by pcunite on Fri 22nd Nov 2013 02:04 UTC
pcunite
Member since:
2008-08-26

The real problem is that web browsers freak out when they see a certificate they don't recognized. Allow me to create and use my own.

Reply Score: 2

RE: Comment by pcunite
by WereCatf on Fri 22nd Nov 2013 02:14 in reply to "Comment by pcunite"
WereCatf Member since:
2006-02-15

Allow me to create and use my own.


What's stopping you? I've been using my own ones for ages, you just accept the certificate in your browser and go on your merry way.

Reply Parent Score: 4

RE[2]: Comment by pcunite
by Soulbender on Fri 22nd Nov 2013 05:55 in reply to "RE: Comment by pcunite"
Soulbender Member since:
2005-08-18

I think he mean that if you use a self-signed certificate on your site all your visitors get the rather scary browser warning.

Reply Parent Score: 3

RE: Comment by pcunite
by Kroc on Fri 22nd Nov 2013 09:09 in reply to "Comment by pcunite"
Kroc Member since:
2005-11-10

This right here is one of the biggest bug bears I have.

Encryption != Identity.

Tying the trust of encryption to SSL CAs is the reason that even today most websites don't use HTTPS -- just broadcasting everything unencrypted over the web.

The browser vendors too should be blamed. Had Firefox allowed 'untrusted' certificates in the beginning then HTTPS would be standard and on by default for all servers, everywhere. This is not a security problem -- trustworthiness of the host (identity) is the responsibility of ECV certificates and the like, but that shouldn't force everybody else to have to run on HTTP!

Reply Parent Score: 3

RE[2]: Comment by pcunite
by moondevil on Fri 22nd Nov 2013 12:15 in reply to "RE: Comment by pcunite"
moondevil Member since:
2005-07-08

If you accept untrusted certificates, it makes SSL useless to prevent man-in-the-middle attacks.

You can still do them with trusted certificates, but with untrusted ones it is a piece of cake.

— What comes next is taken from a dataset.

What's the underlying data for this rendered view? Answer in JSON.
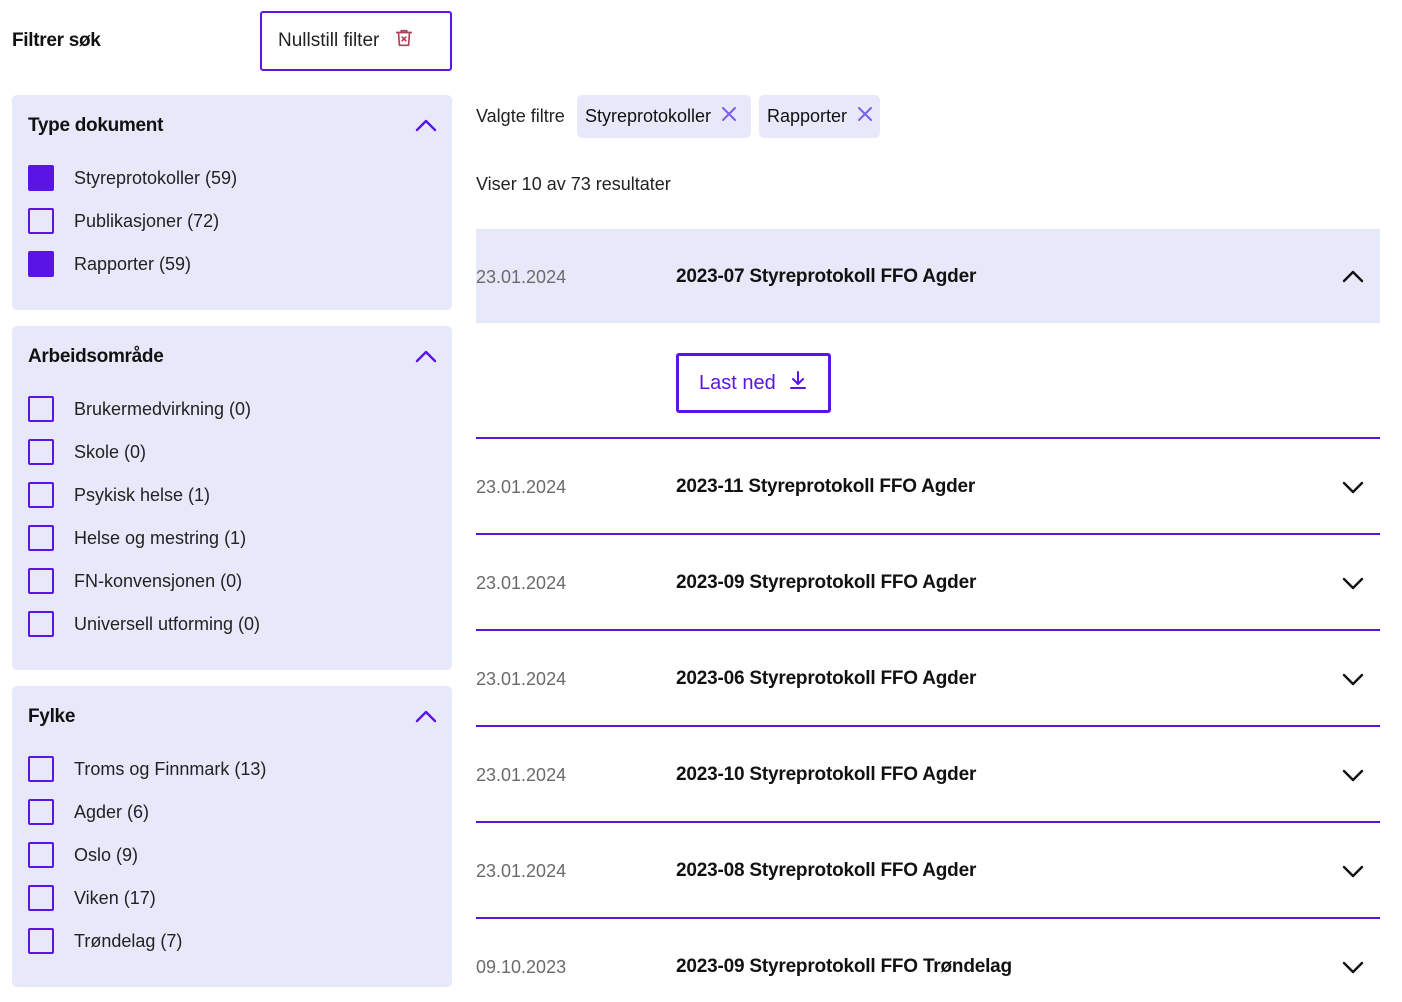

Reply Parent Score: 3

RE[2]: Comment by pcunite
by Lennie on Sat 23rd Nov 2013 09:28 in reply to "RE: Comment by pcunite"
Lennie Member since:
2007-09-22

Actually, there are multiple reasons:

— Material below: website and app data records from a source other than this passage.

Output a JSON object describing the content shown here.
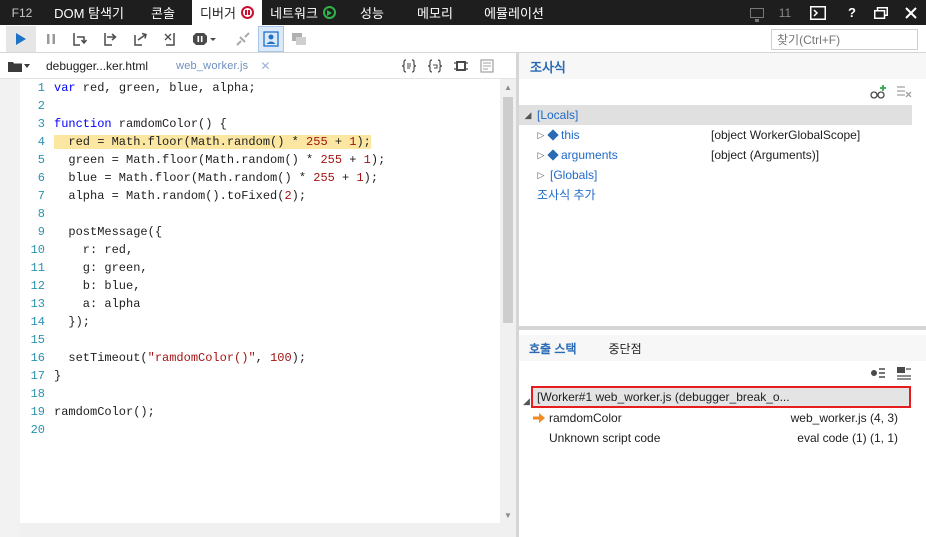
{
  "topbar": {
    "f12": "F12",
    "tabs": [
      "DOM 탐색기",
      "콘솔",
      "디버거",
      "네트워크",
      "성능",
      "메모리",
      "에뮬레이션"
    ],
    "count": "11",
    "help": "?"
  },
  "toolbar": {
    "search_placeholder": "찾기(Ctrl+F)"
  },
  "editor": {
    "file_tabs": [
      "debugger...ker.html",
      "web_worker.js"
    ],
    "lines": [
      {
        "n": "1",
        "html": "<span class=\"kw\">var</span> red, green, blue, alpha;"
      },
      {
        "n": "2",
        "html": ""
      },
      {
        "n": "3",
        "html": "<span class=\"kw\">function</span> ramdomColor() {"
      },
      {
        "n": "4",
        "html": "  red = Math.floor(Math.random() * <span class=\"num\">255</span> + <span class=\"num\">1</span>);",
        "current": true
      },
      {
        "n": "5",
        "html": "  green = Math.floor(Math.random() * <span class=\"num\">255</span> + <span class=\"num\">1</span>);"
      },
      {
        "n": "6",
        "html": "  blue = Math.floor(Math.random() * <span class=\"num\">255</span> + <span class=\"num\">1</span>);"
      },
      {
        "n": "7",
        "html": "  alpha = Math.random().toFixed(<span class=\"num\">2</span>);"
      },
      {
        "n": "8",
        "html": ""
      },
      {
        "n": "9",
        "html": "  postMessage({"
      },
      {
        "n": "10",
        "html": "    r: red,"
      },
      {
        "n": "11",
        "html": "    g: green,"
      },
      {
        "n": "12",
        "html": "    b: blue,"
      },
      {
        "n": "13",
        "html": "    a: alpha"
      },
      {
        "n": "14",
        "html": "  });"
      },
      {
        "n": "15",
        "html": ""
      },
      {
        "n": "16",
        "html": "  setTimeout(<span class=\"str\">\"ramdomColor()\"</span>, <span class=\"num\">100</span>);"
      },
      {
        "n": "17",
        "html": "}"
      },
      {
        "n": "18",
        "html": ""
      },
      {
        "n": "19",
        "html": "ramdomColor();"
      },
      {
        "n": "20",
        "html": ""
      }
    ]
  },
  "watch": {
    "title": "조사식",
    "rows": [
      {
        "name": "[Locals]",
        "value": "",
        "selected": true,
        "expanded": true,
        "indent": 0
      },
      {
        "name": "this",
        "value": "[object WorkerGlobalScope]",
        "indent": 1,
        "object": true
      },
      {
        "name": "arguments",
        "value": "[object (Arguments)]",
        "indent": 1,
        "object": true
      },
      {
        "name": "[Globals]",
        "value": "",
        "indent": 1
      },
      {
        "name": "조사식 추가",
        "value": "",
        "indent": 1,
        "add": true
      }
    ]
  },
  "callstack": {
    "tab_active": "호출 스택",
    "tab_other": "중단점",
    "worker": "[Worker#1 web_worker.js (debugger_break_o...",
    "frames": [
      {
        "name": "ramdomColor",
        "location": "web_worker.js (4, 3)",
        "current": true
      },
      {
        "name": "Unknown script code",
        "location": "eval code (1) (1, 1)"
      }
    ]
  }
}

There is the one you mentioned:
- certs signing takes time, knowledge and effort to get done. Certs are actually already free (!) or cheap (10 euros). You don't pay for the cert. You pay for that time and effort to talk to a CA.

But don't dismiss:
- SNI for HTTPS, no support in all browsers for virtual hostnames like for HTTP, so you need an IP-address per website (think about how we are running out of IPv4-addresses and the administrative overhead of configuring the server). Here you pay for configuration overhead and an IPv4-address.

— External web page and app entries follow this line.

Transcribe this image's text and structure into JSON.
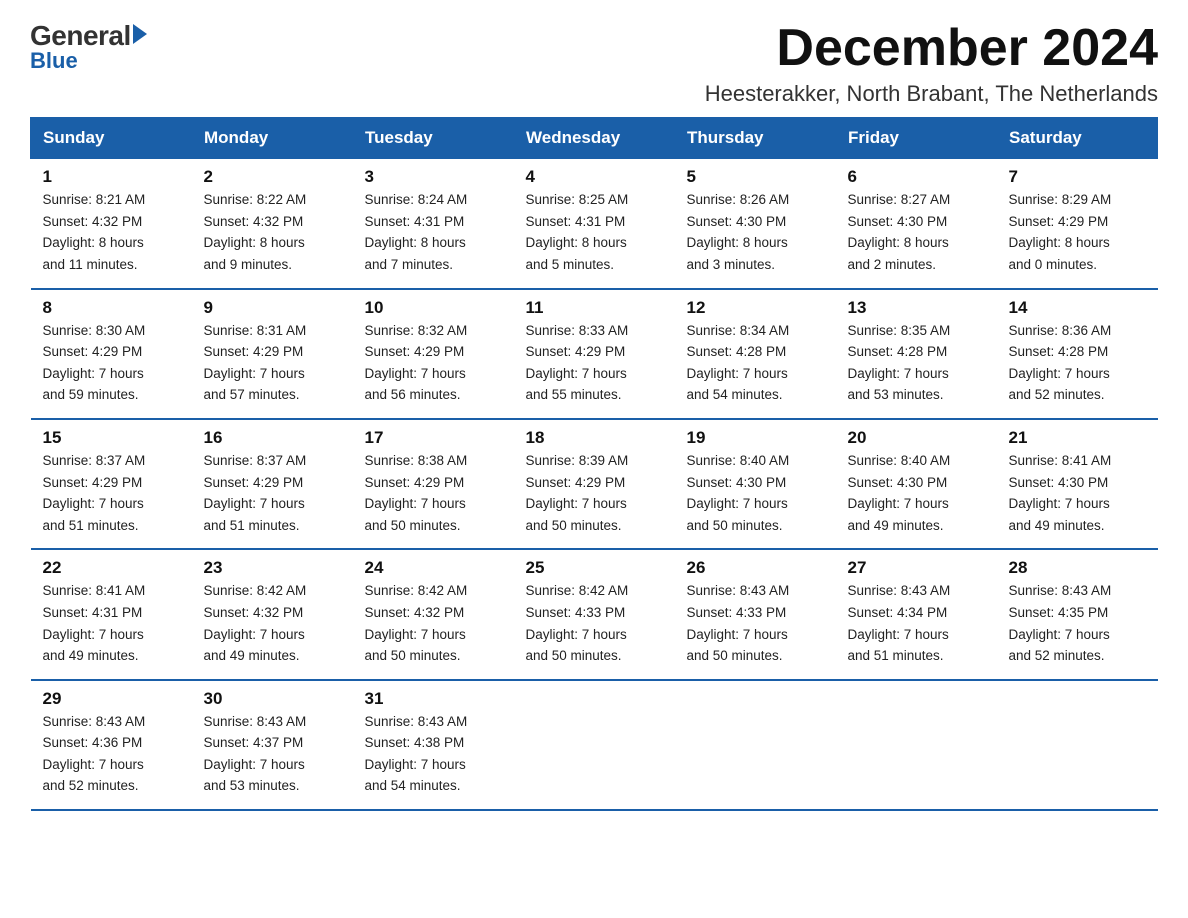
{
  "logo": {
    "general": "General",
    "blue": "Blue"
  },
  "title": "December 2024",
  "subtitle": "Heesterakker, North Brabant, The Netherlands",
  "days_of_week": [
    "Sunday",
    "Monday",
    "Tuesday",
    "Wednesday",
    "Thursday",
    "Friday",
    "Saturday"
  ],
  "weeks": [
    [
      {
        "num": "1",
        "info": "Sunrise: 8:21 AM\nSunset: 4:32 PM\nDaylight: 8 hours\nand 11 minutes."
      },
      {
        "num": "2",
        "info": "Sunrise: 8:22 AM\nSunset: 4:32 PM\nDaylight: 8 hours\nand 9 minutes."
      },
      {
        "num": "3",
        "info": "Sunrise: 8:24 AM\nSunset: 4:31 PM\nDaylight: 8 hours\nand 7 minutes."
      },
      {
        "num": "4",
        "info": "Sunrise: 8:25 AM\nSunset: 4:31 PM\nDaylight: 8 hours\nand 5 minutes."
      },
      {
        "num": "5",
        "info": "Sunrise: 8:26 AM\nSunset: 4:30 PM\nDaylight: 8 hours\nand 3 minutes."
      },
      {
        "num": "6",
        "info": "Sunrise: 8:27 AM\nSunset: 4:30 PM\nDaylight: 8 hours\nand 2 minutes."
      },
      {
        "num": "7",
        "info": "Sunrise: 8:29 AM\nSunset: 4:29 PM\nDaylight: 8 hours\nand 0 minutes."
      }
    ],
    [
      {
        "num": "8",
        "info": "Sunrise: 8:30 AM\nSunset: 4:29 PM\nDaylight: 7 hours\nand 59 minutes."
      },
      {
        "num": "9",
        "info": "Sunrise: 8:31 AM\nSunset: 4:29 PM\nDaylight: 7 hours\nand 57 minutes."
      },
      {
        "num": "10",
        "info": "Sunrise: 8:32 AM\nSunset: 4:29 PM\nDaylight: 7 hours\nand 56 minutes."
      },
      {
        "num": "11",
        "info": "Sunrise: 8:33 AM\nSunset: 4:29 PM\nDaylight: 7 hours\nand 55 minutes."
      },
      {
        "num": "12",
        "info": "Sunrise: 8:34 AM\nSunset: 4:28 PM\nDaylight: 7 hours\nand 54 minutes."
      },
      {
        "num": "13",
        "info": "Sunrise: 8:35 AM\nSunset: 4:28 PM\nDaylight: 7 hours\nand 53 minutes."
      },
      {
        "num": "14",
        "info": "Sunrise: 8:36 AM\nSunset: 4:28 PM\nDaylight: 7 hours\nand 52 minutes."
      }
    ],
    [
      {
        "num": "15",
        "info": "Sunrise: 8:37 AM\nSunset: 4:29 PM\nDaylight: 7 hours\nand 51 minutes."
      },
      {
        "num": "16",
        "info": "Sunrise: 8:37 AM\nSunset: 4:29 PM\nDaylight: 7 hours\nand 51 minutes."
      },
      {
        "num": "17",
        "info": "Sunrise: 8:38 AM\nSunset: 4:29 PM\nDaylight: 7 hours\nand 50 minutes."
      },
      {
        "num": "18",
        "info": "Sunrise: 8:39 AM\nSunset: 4:29 PM\nDaylight: 7 hours\nand 50 minutes."
      },
      {
        "num": "19",
        "info": "Sunrise: 8:40 AM\nSunset: 4:30 PM\nDaylight: 7 hours\nand 50 minutes."
      },
      {
        "num": "20",
        "info": "Sunrise: 8:40 AM\nSunset: 4:30 PM\nDaylight: 7 hours\nand 49 minutes."
      },
      {
        "num": "21",
        "info": "Sunrise: 8:41 AM\nSunset: 4:30 PM\nDaylight: 7 hours\nand 49 minutes."
      }
    ],
    [
      {
        "num": "22",
        "info": "Sunrise: 8:41 AM\nSunset: 4:31 PM\nDaylight: 7 hours\nand 49 minutes."
      },
      {
        "num": "23",
        "info": "Sunrise: 8:42 AM\nSunset: 4:32 PM\nDaylight: 7 hours\nand 49 minutes."
      },
      {
        "num": "24",
        "info": "Sunrise: 8:42 AM\nSunset: 4:32 PM\nDaylight: 7 hours\nand 50 minutes."
      },
      {
        "num": "25",
        "info": "Sunrise: 8:42 AM\nSunset: 4:33 PM\nDaylight: 7 hours\nand 50 minutes."
      },
      {
        "num": "26",
        "info": "Sunrise: 8:43 AM\nSunset: 4:33 PM\nDaylight: 7 hours\nand 50 minutes."
      },
      {
        "num": "27",
        "info": "Sunrise: 8:43 AM\nSunset: 4:34 PM\nDaylight: 7 hours\nand 51 minutes."
      },
      {
        "num": "28",
        "info": "Sunrise: 8:43 AM\nSunset: 4:35 PM\nDaylight: 7 hours\nand 52 minutes."
      }
    ],
    [
      {
        "num": "29",
        "info": "Sunrise: 8:43 AM\nSunset: 4:36 PM\nDaylight: 7 hours\nand 52 minutes."
      },
      {
        "num": "30",
        "info": "Sunrise: 8:43 AM\nSunset: 4:37 PM\nDaylight: 7 hours\nand 53 minutes."
      },
      {
        "num": "31",
        "info": "Sunrise: 8:43 AM\nSunset: 4:38 PM\nDaylight: 7 hours\nand 54 minutes."
      },
      {
        "num": "",
        "info": ""
      },
      {
        "num": "",
        "info": ""
      },
      {
        "num": "",
        "info": ""
      },
      {
        "num": "",
        "info": ""
      }
    ]
  ]
}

Support for DNSSEC/DANE and SNI in browsers would help here.

Edited 2013-11-23 09:28 UTC

Reply Parent Score: 4

RE[2]: Comment by pcunite
by Alfman on Sun 24th Nov 2013 16:16 in reply to "RE: Comment by pcunite"
Alfman Member since:
2011-01-28

Kroc,

"The browser vendors too should be blamed. Had Firefox allowed 'untrusted' certificates in the beginning then HTTPS would be standard and on by default for all servers, everywhere."

You are right. Mozilla has a long history of handling HTTPs certificates very poorly (starting with FFv3 they made unpopular changes I recall when they shifted policy from warning the user about unrecognized certificates to blocking the user completely). Their terrible support for self signed certificates makes it a continuous pain to use HTTPS on embedded devices (where the CA model is completely broken anyways) and even for websites where we cannot justify buying certs.

From a policy point of view, HTTPS connections to unverified peers is not less secure than plain HTTP, and would have the additional benefit of defeating passive surveillance techniques. Unfortunately, HTTPS implementations such as mozilla's have precluded the possibility of enabling HTTPS _everywhere_, consequently many websites that would have enabled HTTPS are left using plain text HTTP, and we're all much worse off given the widespread instances wiretapping.

Reply Parent Score: 2